→ **What is required**: Report all lines below with the word "xlsx".

Start of Records supplied

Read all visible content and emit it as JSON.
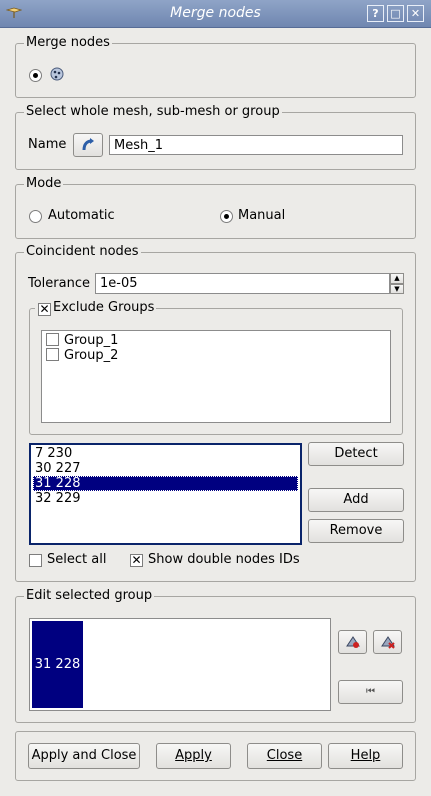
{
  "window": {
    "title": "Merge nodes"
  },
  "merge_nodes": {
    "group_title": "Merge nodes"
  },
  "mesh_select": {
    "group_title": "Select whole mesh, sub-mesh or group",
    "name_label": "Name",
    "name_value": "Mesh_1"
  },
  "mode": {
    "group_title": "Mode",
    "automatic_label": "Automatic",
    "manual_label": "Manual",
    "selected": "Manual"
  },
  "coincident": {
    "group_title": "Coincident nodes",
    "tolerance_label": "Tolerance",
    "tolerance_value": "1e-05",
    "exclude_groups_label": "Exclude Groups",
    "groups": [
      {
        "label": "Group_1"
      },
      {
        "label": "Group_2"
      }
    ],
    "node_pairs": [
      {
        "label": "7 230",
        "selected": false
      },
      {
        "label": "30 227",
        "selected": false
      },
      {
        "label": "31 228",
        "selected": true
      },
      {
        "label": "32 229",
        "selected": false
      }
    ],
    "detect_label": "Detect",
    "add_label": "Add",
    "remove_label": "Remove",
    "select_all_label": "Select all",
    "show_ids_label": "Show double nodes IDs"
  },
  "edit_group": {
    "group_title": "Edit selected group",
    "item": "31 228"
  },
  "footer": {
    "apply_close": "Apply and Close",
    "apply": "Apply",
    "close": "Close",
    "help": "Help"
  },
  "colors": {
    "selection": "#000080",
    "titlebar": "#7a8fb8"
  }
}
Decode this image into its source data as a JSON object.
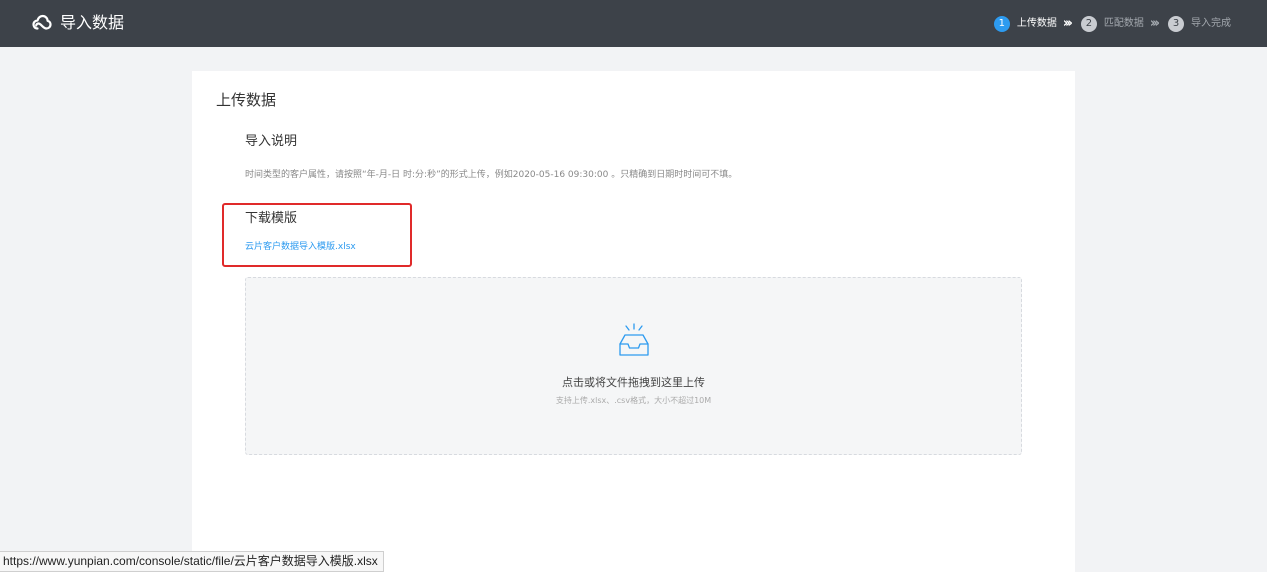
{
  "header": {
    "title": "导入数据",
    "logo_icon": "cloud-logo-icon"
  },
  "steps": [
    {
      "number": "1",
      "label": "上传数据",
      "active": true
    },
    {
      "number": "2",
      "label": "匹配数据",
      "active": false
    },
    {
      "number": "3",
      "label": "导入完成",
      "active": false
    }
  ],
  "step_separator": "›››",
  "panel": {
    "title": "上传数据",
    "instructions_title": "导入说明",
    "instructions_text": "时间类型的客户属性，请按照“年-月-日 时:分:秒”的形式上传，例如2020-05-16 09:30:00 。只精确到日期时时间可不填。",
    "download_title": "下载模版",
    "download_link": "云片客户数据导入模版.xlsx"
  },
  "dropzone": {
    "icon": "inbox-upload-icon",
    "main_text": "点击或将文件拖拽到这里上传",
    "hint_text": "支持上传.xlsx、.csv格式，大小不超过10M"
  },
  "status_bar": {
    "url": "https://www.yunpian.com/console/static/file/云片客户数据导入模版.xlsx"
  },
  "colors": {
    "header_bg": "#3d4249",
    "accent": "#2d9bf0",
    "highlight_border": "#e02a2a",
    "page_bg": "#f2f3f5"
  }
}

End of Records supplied

→ **Result**:
    "download_link": "云片客户数据导入模版.xlsx"
    "hint_text": "支持上传.xlsx、.csv格式，大小不超过10M"
    "url": "https://www.yunpian.com/console/static/file/云片客户数据导入模版.xlsx"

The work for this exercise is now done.